ABSTRACT

Background: The RNA interference (RNAi) pathway is a mechanism of gene-suppression with potential gene therapy applications for treating viral disease such as HIV-1. The most suitable inducer of RNAi for this application is short hairpin RNA (shRNA) although it is limited to suppressing a single target. A successful anti-HIV-1 therapy will require combinations of multiple highly active, highly conserved shRNAs to adequately counter the emergence of resistant strains.
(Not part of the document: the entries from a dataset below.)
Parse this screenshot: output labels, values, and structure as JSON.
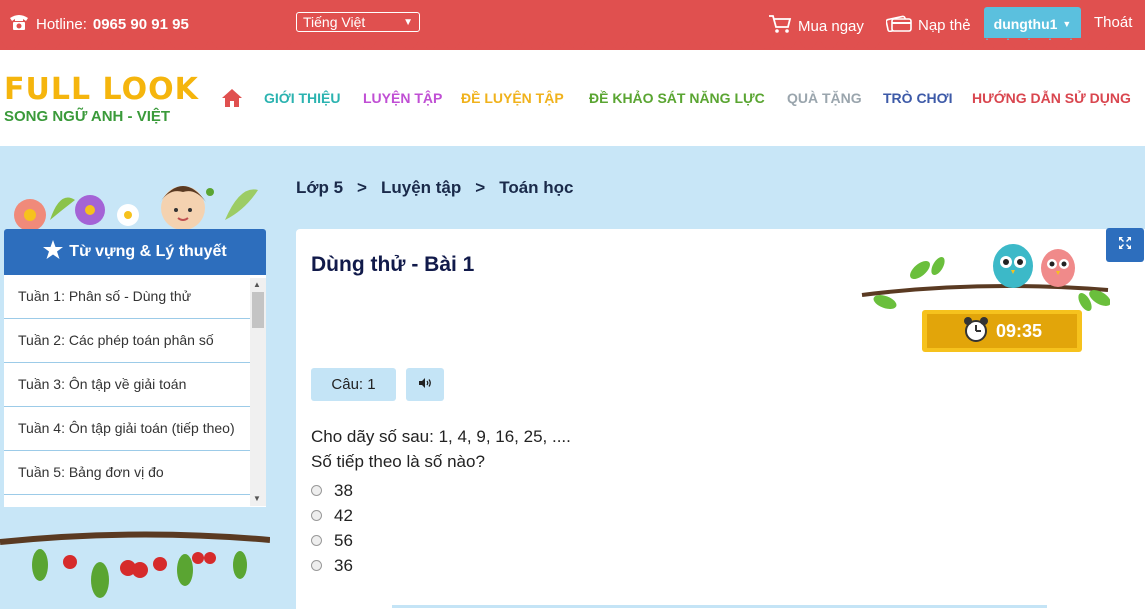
{
  "topbar": {
    "hotline_label": "Hotline:",
    "hotline_number": "0965 90 91 95",
    "language": "Tiếng Việt",
    "buy_label": "Mua ngay",
    "topup_label": "Nạp thẻ",
    "username": "dungthu1",
    "logout_label": "Thoát"
  },
  "logo": {
    "title": "FULL LOOK",
    "subtitle": "SONG NGỮ ANH - VIỆT"
  },
  "nav": {
    "items": [
      {
        "label": "GIỚI THIỆU",
        "color": "#2bb3b0"
      },
      {
        "label": "LUYỆN TẬP",
        "color": "#c04fd4"
      },
      {
        "label": "ĐỀ LUYỆN TẬP",
        "color": "#f0b21c"
      },
      {
        "label": "ĐỀ KHẢO SÁT NĂNG LỰC",
        "color": "#5aa532"
      },
      {
        "label": "QUÀ TẶNG",
        "color": "#9aa5ad"
      },
      {
        "label": "TRÒ CHƠI",
        "color": "#3d5aa8"
      },
      {
        "label": "HƯỚNG DẪN SỬ DỤNG",
        "color": "#d9464f"
      }
    ]
  },
  "breadcrumb": [
    "Lớp 5",
    ">",
    "Luyện tập",
    ">",
    "Toán học"
  ],
  "sidebar": {
    "title": "Từ vựng & Lý thuyết",
    "items": [
      "Tuần 1: Phân số - Dùng thử",
      "Tuần 2: Các phép toán phân số",
      "Tuần 3: Ôn tập về giải toán",
      "Tuần 4: Ôn tập giải toán (tiếp theo)",
      "Tuần 5: Bảng đơn vị đo"
    ]
  },
  "quiz": {
    "title": "Dùng thử - Bài 1",
    "timer": "09:35",
    "question_label": "Câu: 1",
    "question_line1": "Cho dãy số sau: 1, 4, 9, 16, 25, ....",
    "question_line2": "Số tiếp theo là số nào?",
    "options": [
      "38",
      "42",
      "56",
      "36"
    ]
  },
  "colors": {
    "topbar": "#e0504f",
    "accent_blue": "#2d6ebd",
    "timer": "#f6c21d",
    "background": "#c8e6f7"
  }
}
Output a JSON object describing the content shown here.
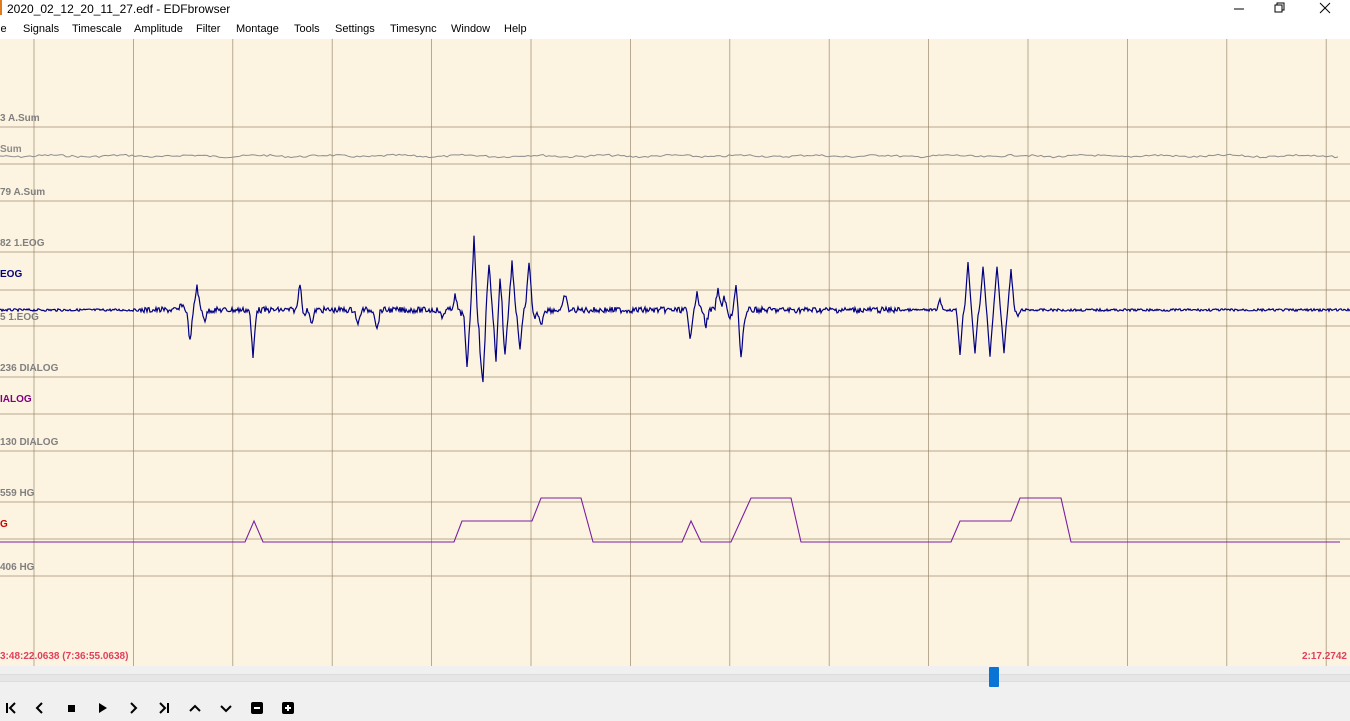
{
  "window": {
    "title": "2020_02_12_20_11_27.edf - EDFbrowser",
    "accent_color": "#e07a1f"
  },
  "menu": [
    {
      "id": "file",
      "label": "le"
    },
    {
      "id": "signals",
      "label": "Signals"
    },
    {
      "id": "timescale",
      "label": "Timescale"
    },
    {
      "id": "amplitude",
      "label": "Amplitude"
    },
    {
      "id": "filter",
      "label": "Filter"
    },
    {
      "id": "montage",
      "label": "Montage"
    },
    {
      "id": "tools",
      "label": "Tools"
    },
    {
      "id": "settings",
      "label": "Settings"
    },
    {
      "id": "timesync",
      "label": "Timesync"
    },
    {
      "id": "window",
      "label": "Window"
    },
    {
      "id": "help",
      "label": "Help"
    }
  ],
  "signals": [
    {
      "top_label": "3 A.Sum",
      "name_label": "Sum",
      "bottom_label": "79 A.Sum",
      "color": "#8c8c8c"
    },
    {
      "top_label": "82 1.EOG",
      "name_label": "EOG",
      "bottom_label": "5 1.EOG",
      "color": "#000080"
    },
    {
      "top_label": "236 DIALOG",
      "name_label": "IALOG",
      "bottom_label": "130 DIALOG",
      "color": "#800080"
    },
    {
      "top_label": "559 HG",
      "name_label": "G",
      "bottom_label": "406 HG",
      "color": "#cc0000"
    }
  ],
  "timebar": {
    "left": "3:48:22.0638 (7:36:55.0638)",
    "right": "2:17.2742",
    "color": "#e0405c"
  },
  "colors": {
    "background": "#fdf3e1",
    "grid": "#8a7a5a",
    "eog_trace": "#000080",
    "hg_trace": "#7a1fa0",
    "sum_trace": "#8c8c8c",
    "scroll_handle": "#0a74d6"
  },
  "nav_buttons": [
    "skip-first-icon",
    "prev-icon",
    "stop-icon",
    "play-icon",
    "next-icon",
    "skip-last-icon",
    "up-icon",
    "down-icon",
    "minus-icon",
    "plus-icon"
  ]
}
Results: We calculated the percentage conservations of 8, 846 unique 19 nucleotide HIV-1 targets amongst 37, 949 HIV-1 gene sequence fragments containing 24.8 million 19 mers. We developed a novel method of determining conservation in 'profile' sets of 5 overlapping 19 mer sequences (covering 23 nucleotides in total) to ensure that the intended conservation of each shRNA would be unaffected by possible variations in shRNA processing. Ninety six of the top ranking targets from 22 regions were selected based on conservation profiles, predicted activities, targets and specific nucleotide inclusion/exclusion criteria. We constructed 53 shRNAs with 20 bp stems and 43 shRNAs with 21 bp stems which we tested and ranked using fluorescent reporter and HIV-1 expression assays. Average suppressive activities ranged from 71 - 75%, with 65 hairpins classed as highly active (> 75% activity). Overall we found little difference in activities from minor changes in stem length (20 cf. 21), or between neighboring targets differing by a single nucleotide in start position. However, there were several exceptions which suggest that all sequences, irrespective of similarities in target site or design, may be useful candidates. We encountered technical limitations with GFP reporter assays when the target domain was long and or when the distance between the target site and fusion junction was large. Assay performance was improved by dividing large targets into several shorter domains.

Conclusion: In summary, our novel selection process resulted in a large panel of highly active shRNAs spanning the HIV-1 genome, representing excellent candidates for use in multiple shRNA gene therapies. Our core selection method ensuring maximal conservation in the processed product(s) is also widely applicable to other shRNA applications.

Show MeSH
Related in: MedlinePlus